The screen side camera facing you is used for facial recognition. It is higher resolution but not as strong… meaning far-reaching.
Until this release, Maitreya used an applier to upgrade their bodies to use BoM. It worked with my version 3.0 demo copy. Nice. Now the body is redesigned and switches to the BoM style via a click in the HUD.
Here are the things I found interesting in this release.
In December Siddean Munro made a video of how to easily make
the various Slink sizes.
I think the video shows how easy and quick it is. So, I continue to be baffled at why so many provide only Hourglass sizes of their products. Especially when discussions in the SL Forum show growing support for the Slink Redux bodies.
If you are a Slink Original wearer, Physique or Redux, and your designer isn’t making the sizes you need, send them a link to this article.
The end of March Linden Lab released the latest version of the Bakes on Mesh (BoM) Viewer. It is in RC so we could see BoM coming out in final version soon. The recent Disconnects Problem has likely delayed BoM and other projects. That problem seems solved or at least greatly reduced. Other projects will move ahead now and BoM is probably just a couple of weeks from final release… say soon…
The questions I have all deal with how well will my clothes will work with the new BoM Mesh Bodies? Siddean the designer for Slink has provided information on what we can expect. Siddean’s Slink body is built… um… that doesn’t sound quite right, rephrase… ready for release or at least down to the final tweaks.
Whatever you look outside, the real value is what you have inside
April 3rd,2019 Siddean answered questions about what she is doing with the Slink bodies. You can find this information in Siddean’s Discord channel.
The new bodies are a re-thought new design. So, we are going to be re-learning how to manage bodies, clothes, and tattoos.
The new body will work with clothes made for the previous body. Said in tech-speak, the body size and weighting remain the same. Also, the previous versions of the body will continue to work. BoM will only work with the new bodies. Continue reading →
Interesting news came out of the CCUG meeting today. There is word on Firestorm’s release.
Here is the video of the meeting. I missed the first couple of minutes.

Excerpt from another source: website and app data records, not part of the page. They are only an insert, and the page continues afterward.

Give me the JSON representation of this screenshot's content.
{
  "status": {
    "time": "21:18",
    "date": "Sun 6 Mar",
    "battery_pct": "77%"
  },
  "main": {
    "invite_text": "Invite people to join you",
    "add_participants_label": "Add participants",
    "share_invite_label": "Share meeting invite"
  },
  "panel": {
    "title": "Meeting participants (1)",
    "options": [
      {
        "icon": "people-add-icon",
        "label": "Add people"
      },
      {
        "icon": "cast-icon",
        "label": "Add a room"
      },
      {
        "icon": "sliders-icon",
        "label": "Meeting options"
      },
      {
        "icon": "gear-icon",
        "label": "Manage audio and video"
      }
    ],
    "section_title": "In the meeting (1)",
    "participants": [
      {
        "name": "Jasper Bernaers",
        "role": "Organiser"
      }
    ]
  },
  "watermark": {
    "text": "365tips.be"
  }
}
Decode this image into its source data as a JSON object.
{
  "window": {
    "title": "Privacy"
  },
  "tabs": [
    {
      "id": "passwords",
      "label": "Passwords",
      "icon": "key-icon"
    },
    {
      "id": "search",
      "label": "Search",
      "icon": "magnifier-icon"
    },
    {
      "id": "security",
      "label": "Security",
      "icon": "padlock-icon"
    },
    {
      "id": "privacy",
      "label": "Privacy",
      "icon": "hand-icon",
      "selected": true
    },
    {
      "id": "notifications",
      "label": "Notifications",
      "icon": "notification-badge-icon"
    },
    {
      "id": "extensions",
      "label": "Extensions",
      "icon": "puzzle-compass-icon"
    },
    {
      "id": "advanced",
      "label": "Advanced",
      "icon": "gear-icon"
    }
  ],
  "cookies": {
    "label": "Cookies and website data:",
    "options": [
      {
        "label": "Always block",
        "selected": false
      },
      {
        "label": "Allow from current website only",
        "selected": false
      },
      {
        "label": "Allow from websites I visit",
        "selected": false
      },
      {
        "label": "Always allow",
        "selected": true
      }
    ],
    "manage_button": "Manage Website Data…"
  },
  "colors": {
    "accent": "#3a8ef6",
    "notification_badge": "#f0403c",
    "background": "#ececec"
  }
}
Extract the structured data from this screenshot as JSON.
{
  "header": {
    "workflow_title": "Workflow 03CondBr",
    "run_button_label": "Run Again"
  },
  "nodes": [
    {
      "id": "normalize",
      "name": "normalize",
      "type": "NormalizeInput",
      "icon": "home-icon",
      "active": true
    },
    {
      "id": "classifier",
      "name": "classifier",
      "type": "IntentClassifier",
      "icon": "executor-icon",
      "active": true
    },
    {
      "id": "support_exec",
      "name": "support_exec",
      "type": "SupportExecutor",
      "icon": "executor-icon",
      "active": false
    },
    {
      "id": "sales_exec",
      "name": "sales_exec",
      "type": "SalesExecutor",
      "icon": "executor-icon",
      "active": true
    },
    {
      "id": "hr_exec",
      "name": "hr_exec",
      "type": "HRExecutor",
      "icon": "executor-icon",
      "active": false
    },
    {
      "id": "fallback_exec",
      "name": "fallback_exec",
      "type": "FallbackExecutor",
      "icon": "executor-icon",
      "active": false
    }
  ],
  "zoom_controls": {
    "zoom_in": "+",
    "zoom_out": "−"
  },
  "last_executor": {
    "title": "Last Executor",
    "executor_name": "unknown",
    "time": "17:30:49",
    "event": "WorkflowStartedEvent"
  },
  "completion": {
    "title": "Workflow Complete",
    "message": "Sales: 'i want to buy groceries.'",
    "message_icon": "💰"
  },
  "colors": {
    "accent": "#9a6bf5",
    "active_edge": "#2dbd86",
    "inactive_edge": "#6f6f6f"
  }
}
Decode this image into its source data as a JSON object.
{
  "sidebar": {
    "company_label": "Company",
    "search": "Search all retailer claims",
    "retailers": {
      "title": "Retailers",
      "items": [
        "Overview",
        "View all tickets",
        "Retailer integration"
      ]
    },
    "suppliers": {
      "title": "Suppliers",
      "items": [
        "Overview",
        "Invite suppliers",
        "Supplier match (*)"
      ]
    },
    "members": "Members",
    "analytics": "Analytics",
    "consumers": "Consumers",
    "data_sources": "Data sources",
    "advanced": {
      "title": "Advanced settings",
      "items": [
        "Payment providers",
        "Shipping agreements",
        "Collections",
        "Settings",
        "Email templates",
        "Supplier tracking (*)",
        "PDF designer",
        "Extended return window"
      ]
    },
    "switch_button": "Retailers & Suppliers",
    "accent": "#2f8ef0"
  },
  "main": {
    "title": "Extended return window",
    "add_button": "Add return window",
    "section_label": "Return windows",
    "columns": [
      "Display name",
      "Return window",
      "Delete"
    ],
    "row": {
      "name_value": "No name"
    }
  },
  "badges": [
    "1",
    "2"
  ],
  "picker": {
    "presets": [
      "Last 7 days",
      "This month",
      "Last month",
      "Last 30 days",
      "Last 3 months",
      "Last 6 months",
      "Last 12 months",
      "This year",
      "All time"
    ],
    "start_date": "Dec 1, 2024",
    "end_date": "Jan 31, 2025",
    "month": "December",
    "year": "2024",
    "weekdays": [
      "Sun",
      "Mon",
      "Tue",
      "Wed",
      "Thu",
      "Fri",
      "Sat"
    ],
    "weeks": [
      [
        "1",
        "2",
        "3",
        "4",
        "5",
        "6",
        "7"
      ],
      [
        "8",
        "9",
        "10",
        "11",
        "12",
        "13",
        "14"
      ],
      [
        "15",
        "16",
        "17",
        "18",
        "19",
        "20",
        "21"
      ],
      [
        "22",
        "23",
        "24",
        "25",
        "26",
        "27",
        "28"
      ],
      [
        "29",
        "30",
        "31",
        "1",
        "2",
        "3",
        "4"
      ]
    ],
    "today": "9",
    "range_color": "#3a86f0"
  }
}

Word on Firestorm is at the start of the video. Beq Janus gave us an update in chat on where Firestorm is. Their Beta testing has moved to the larger group of Firestorm testers named the Preview Group. Next, it will go to public Beta before Christmas and the final release is expected for early January 2019.
In another article I pointed you toward Beq’s article on the changes to the Mesh Uploader in this next release of Firestorm. Continue reading →
We don’t have an obvious resolution to the argument. Nothing the non-techies can grasp. The techies stay out of the argument having learned one cannot argue with the ignorant as it is all opinion for the uneducated.
Recent technology changes have complicated the information on polygon counts and how they may affect your viewer’s performance. One complication is the shift from video card manufacturers bragging about polygons-per-second rendered to frames-per-second and now giga-rays-per-second… Part of the reason for changing metrics is the marketing hype card makers introduce to sell more cards.
This week has seen discussion on the ARC/ACI values and how broken they are. See the SL Forum thread: Rigged mesh LoD bug. I knew ARC/ACI weren’t all that accurate. But, I thought they were reasonable comparisons. I still believe once up on a time they were. But, in light of this new information I can’t prove that.
ARC = Avatar Render Cost
ACI = Avatar Complexity Index
Comparing ACI in LL, FS, and BD viewers
The purpose of ACI is to influence users and designers to buy and create more efficient mesh content. Something along the lines of Consumer Reports, but free and in your face.
A couple of things have happened that has not only changed ACI’s usefulness but distorted it and pushed us away from its goal. Possibly even making it counterproductive Continue reading →